Action item >>
From the entries that follow, list every line in which the string "music" appears.

_ _ _ _

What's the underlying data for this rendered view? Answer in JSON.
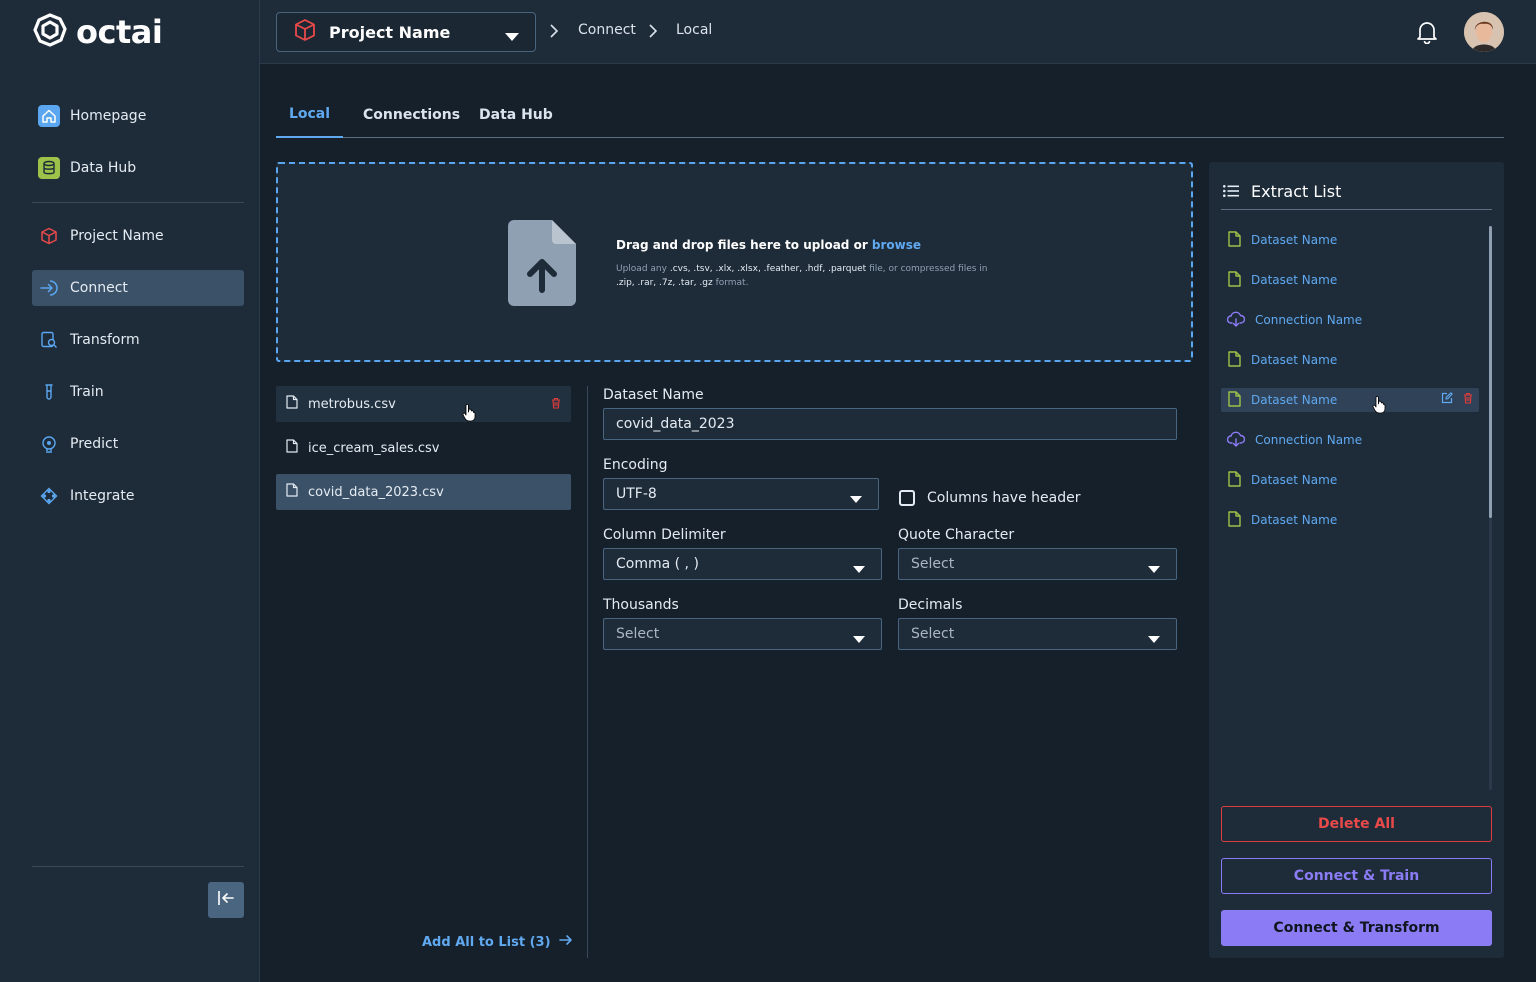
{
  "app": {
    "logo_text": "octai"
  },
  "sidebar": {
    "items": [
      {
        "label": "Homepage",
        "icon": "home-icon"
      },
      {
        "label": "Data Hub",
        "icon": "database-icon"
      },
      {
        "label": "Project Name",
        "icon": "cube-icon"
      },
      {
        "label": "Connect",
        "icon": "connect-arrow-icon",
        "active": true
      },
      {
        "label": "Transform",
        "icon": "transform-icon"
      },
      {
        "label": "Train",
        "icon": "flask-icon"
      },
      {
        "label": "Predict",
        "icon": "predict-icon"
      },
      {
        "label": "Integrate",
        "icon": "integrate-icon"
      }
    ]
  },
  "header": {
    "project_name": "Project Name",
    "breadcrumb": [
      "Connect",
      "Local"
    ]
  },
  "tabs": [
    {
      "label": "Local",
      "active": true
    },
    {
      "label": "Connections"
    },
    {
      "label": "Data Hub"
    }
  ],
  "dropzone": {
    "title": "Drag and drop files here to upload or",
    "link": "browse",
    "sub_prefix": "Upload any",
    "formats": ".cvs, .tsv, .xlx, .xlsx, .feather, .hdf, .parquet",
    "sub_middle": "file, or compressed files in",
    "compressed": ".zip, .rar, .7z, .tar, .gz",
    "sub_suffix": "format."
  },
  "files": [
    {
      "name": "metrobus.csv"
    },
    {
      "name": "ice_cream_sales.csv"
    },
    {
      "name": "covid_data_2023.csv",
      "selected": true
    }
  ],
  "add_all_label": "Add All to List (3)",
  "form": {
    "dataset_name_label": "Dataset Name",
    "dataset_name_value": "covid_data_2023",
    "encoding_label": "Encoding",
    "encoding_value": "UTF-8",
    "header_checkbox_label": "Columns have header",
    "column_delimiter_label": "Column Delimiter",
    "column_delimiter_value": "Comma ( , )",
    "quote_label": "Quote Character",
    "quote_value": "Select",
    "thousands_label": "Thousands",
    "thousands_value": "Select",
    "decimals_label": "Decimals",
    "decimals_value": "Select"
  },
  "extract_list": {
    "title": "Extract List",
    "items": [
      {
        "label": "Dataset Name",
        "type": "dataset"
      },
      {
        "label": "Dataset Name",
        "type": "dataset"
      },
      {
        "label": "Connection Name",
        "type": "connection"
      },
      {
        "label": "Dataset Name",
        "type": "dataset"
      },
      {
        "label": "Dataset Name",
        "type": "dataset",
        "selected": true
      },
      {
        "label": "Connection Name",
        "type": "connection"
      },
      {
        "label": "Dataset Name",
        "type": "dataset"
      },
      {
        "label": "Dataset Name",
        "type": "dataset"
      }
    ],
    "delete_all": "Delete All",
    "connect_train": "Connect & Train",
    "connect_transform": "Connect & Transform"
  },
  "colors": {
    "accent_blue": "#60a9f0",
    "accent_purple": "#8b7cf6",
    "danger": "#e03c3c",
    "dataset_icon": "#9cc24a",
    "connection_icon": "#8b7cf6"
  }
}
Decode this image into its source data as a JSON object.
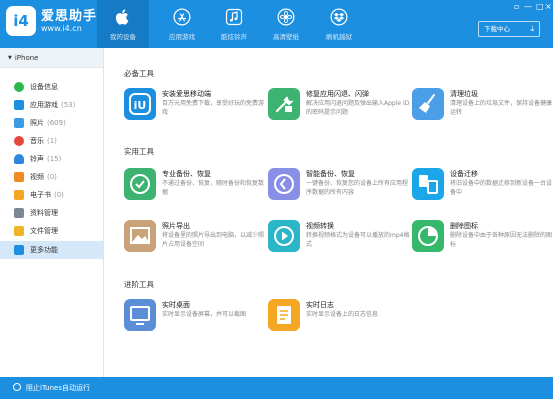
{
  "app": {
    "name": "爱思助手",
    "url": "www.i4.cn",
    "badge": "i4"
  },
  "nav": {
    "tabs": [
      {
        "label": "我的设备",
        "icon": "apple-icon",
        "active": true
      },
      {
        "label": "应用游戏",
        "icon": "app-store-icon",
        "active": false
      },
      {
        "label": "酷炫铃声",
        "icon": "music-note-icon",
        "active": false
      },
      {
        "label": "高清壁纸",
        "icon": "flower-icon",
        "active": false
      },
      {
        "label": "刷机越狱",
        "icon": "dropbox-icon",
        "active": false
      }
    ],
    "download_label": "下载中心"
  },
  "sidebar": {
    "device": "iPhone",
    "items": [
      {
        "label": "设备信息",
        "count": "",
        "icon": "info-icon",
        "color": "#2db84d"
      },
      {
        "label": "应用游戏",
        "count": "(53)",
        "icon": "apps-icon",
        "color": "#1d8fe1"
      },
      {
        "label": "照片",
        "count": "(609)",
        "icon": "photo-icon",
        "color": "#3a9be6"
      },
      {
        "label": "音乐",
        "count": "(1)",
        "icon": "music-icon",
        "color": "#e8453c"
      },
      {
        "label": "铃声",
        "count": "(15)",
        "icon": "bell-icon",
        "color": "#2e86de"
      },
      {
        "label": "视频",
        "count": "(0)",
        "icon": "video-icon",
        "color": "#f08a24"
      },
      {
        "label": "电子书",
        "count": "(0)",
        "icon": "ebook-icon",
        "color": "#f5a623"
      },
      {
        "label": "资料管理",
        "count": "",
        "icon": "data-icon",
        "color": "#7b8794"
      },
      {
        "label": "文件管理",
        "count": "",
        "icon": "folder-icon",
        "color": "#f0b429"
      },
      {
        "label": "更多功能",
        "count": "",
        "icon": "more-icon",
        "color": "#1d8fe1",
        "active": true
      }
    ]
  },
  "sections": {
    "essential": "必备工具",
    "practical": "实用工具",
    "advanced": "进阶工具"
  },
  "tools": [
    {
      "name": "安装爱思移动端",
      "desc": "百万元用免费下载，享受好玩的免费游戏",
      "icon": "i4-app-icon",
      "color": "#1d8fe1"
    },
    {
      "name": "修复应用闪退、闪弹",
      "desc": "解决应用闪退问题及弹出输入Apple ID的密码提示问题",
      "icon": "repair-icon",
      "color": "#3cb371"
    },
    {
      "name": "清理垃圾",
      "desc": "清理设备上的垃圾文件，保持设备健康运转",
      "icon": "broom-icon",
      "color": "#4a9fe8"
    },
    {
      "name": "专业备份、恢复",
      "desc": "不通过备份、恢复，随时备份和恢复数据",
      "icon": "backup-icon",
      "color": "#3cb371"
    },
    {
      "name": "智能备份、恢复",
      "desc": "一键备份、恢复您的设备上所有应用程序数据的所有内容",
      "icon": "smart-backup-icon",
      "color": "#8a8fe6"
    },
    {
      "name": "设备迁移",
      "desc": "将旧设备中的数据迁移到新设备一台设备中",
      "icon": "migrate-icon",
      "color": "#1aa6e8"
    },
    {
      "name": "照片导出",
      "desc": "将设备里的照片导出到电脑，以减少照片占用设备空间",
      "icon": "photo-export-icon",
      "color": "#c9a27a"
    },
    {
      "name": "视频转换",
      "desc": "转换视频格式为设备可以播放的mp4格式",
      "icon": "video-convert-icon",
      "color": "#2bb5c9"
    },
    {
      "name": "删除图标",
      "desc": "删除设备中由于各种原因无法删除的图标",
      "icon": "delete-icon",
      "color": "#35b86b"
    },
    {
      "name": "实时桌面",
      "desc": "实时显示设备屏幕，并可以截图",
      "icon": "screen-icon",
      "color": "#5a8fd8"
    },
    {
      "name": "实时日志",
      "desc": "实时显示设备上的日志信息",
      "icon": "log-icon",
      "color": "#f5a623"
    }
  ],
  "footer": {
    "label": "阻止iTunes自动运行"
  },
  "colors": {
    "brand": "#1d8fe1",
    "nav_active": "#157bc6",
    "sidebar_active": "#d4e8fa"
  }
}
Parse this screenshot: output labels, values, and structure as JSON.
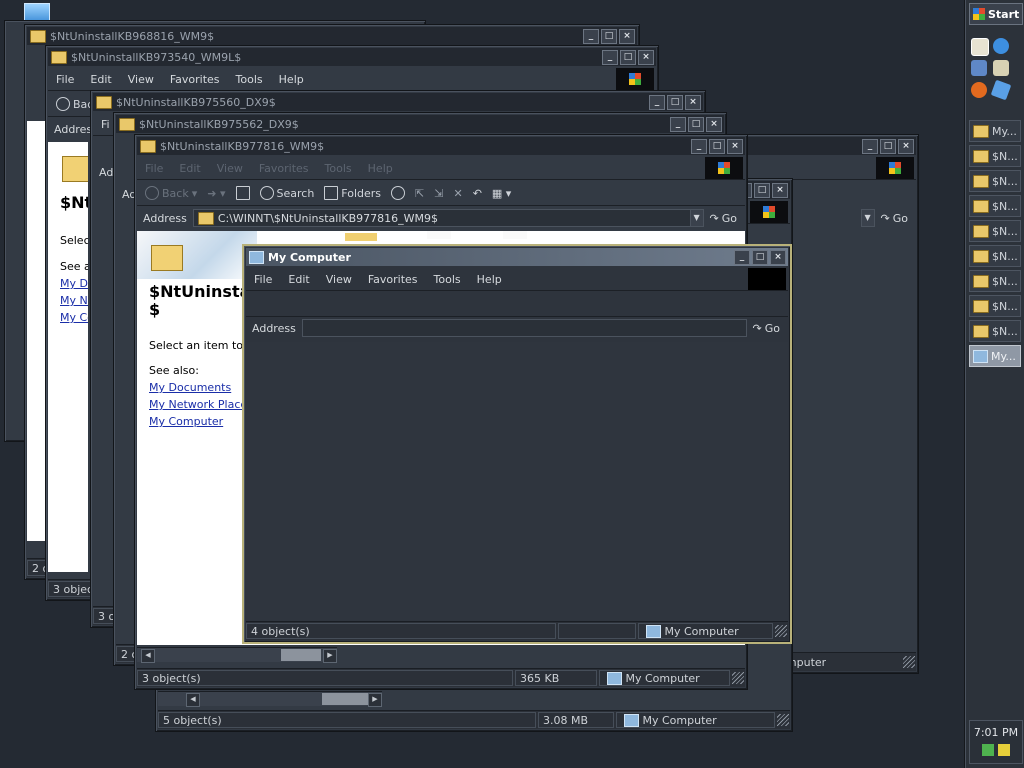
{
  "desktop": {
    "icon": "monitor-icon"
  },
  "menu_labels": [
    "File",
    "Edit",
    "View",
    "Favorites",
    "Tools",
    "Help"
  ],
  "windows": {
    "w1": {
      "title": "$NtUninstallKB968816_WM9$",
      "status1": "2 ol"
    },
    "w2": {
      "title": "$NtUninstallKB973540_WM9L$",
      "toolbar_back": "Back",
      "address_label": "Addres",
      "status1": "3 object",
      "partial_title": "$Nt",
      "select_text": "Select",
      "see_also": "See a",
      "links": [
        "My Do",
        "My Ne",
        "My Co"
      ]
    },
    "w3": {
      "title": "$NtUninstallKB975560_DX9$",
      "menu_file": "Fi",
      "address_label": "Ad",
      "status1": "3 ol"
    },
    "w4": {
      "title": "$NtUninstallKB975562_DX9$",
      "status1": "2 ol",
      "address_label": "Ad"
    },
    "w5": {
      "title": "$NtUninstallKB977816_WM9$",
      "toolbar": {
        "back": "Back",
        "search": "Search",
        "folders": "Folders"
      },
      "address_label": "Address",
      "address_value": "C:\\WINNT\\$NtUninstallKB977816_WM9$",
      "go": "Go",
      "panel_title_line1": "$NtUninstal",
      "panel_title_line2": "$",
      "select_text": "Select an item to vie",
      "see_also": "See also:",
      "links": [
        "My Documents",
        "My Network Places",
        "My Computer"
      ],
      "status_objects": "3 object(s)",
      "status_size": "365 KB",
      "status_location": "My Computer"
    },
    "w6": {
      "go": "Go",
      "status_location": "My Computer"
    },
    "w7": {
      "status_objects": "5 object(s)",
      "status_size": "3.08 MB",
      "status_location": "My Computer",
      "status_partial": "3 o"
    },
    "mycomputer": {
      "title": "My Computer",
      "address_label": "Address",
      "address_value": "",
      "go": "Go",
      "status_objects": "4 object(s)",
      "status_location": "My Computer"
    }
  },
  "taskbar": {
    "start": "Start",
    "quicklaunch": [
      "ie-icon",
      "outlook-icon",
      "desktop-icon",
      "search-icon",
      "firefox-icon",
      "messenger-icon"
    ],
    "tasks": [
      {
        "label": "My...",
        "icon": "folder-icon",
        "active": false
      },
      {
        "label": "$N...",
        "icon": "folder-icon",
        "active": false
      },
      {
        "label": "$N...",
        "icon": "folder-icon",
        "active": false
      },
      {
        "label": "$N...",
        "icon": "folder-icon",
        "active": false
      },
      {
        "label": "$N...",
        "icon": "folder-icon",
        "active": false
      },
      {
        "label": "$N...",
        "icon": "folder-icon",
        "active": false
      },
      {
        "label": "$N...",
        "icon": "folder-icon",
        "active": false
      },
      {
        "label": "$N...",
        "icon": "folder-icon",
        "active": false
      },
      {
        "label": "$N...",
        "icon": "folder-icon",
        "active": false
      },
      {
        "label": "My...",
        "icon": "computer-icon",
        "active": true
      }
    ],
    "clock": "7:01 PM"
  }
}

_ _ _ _

Problem solution >>
        "icon": "music-note-icon",
        "icon": "music-icon",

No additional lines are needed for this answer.